___ Records ___

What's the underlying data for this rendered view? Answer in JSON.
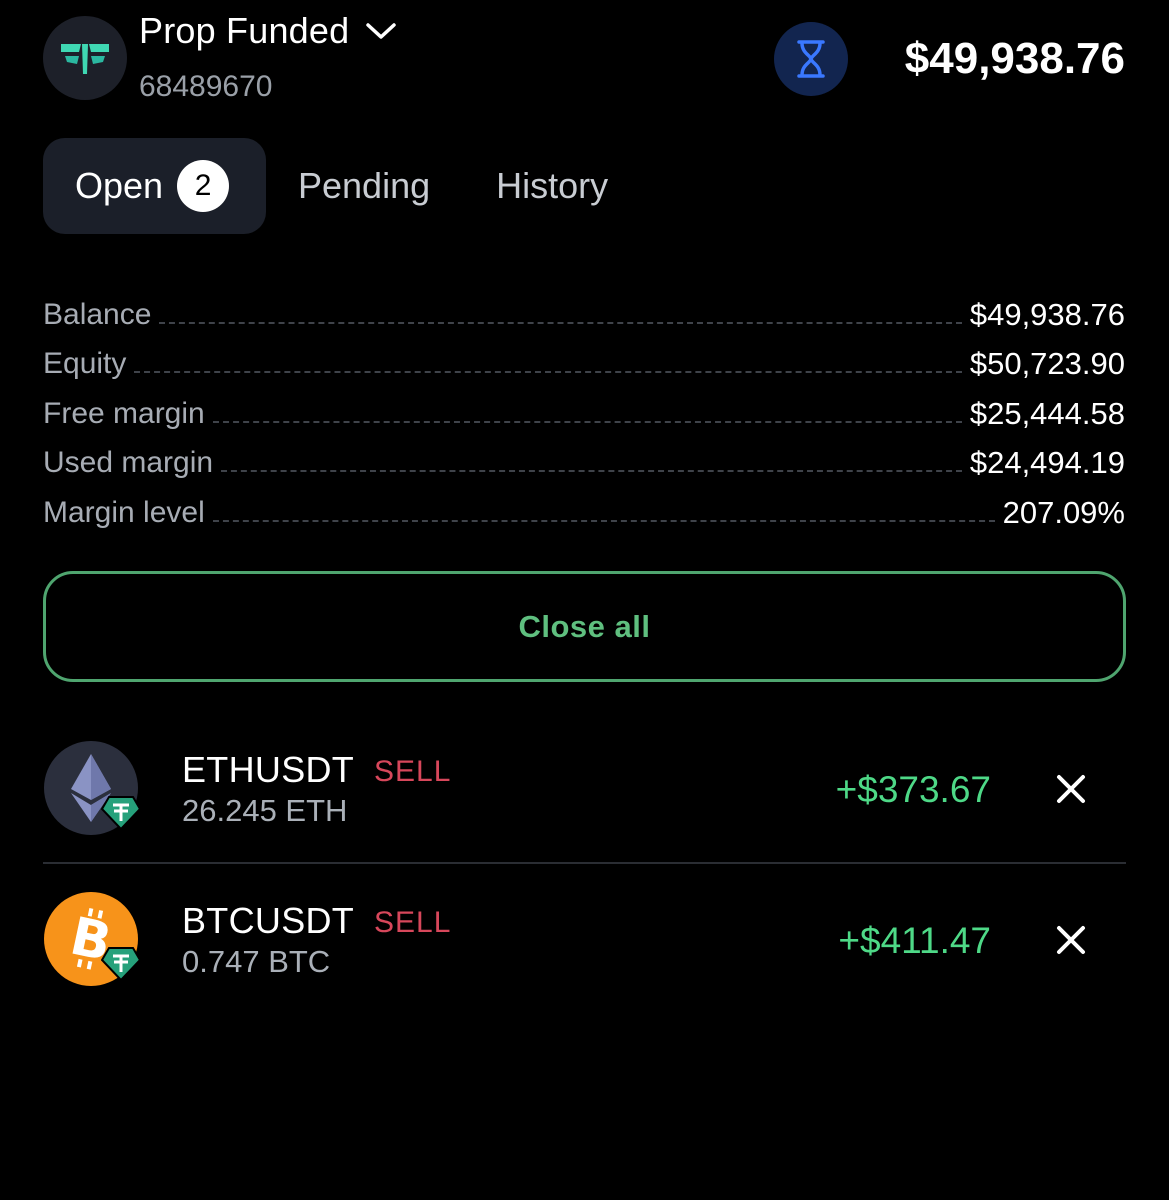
{
  "header": {
    "account_name": "Prop Funded",
    "account_id": "68489670",
    "balance": "$49,938.76",
    "logo_icon": "prop-funded-logo",
    "status_icon": "hourglass-icon",
    "dropdown_icon": "chevron-down-icon"
  },
  "tabs": [
    {
      "label": "Open",
      "count": "2",
      "active": true
    },
    {
      "label": "Pending",
      "active": false
    },
    {
      "label": "History",
      "active": false
    }
  ],
  "stats": [
    {
      "label": "Balance",
      "value": "$49,938.76"
    },
    {
      "label": "Equity",
      "value": "$50,723.90"
    },
    {
      "label": "Free margin",
      "value": "$25,444.58"
    },
    {
      "label": "Used margin",
      "value": "$24,494.19"
    },
    {
      "label": "Margin level",
      "value": "207.09%"
    }
  ],
  "close_all_label": "Close all",
  "positions": [
    {
      "symbol": "ETHUSDT",
      "side": "SELL",
      "volume": "26.245 ETH",
      "pnl": "+$373.67",
      "icon": "ethereum-icon",
      "badge_icon": "tether-icon"
    },
    {
      "symbol": "BTCUSDT",
      "side": "SELL",
      "volume": "0.747 BTC",
      "pnl": "+$411.47",
      "icon": "bitcoin-icon",
      "badge_icon": "tether-icon"
    }
  ],
  "colors": {
    "background": "#000000",
    "accent_green": "#5fbf7f",
    "profit_green": "#4ed987",
    "sell_red": "#d7475b",
    "tab_active_bg": "#1b1f29",
    "hourglass_blue": "#2f6cf0"
  }
}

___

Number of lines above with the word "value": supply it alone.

> [Written response] 5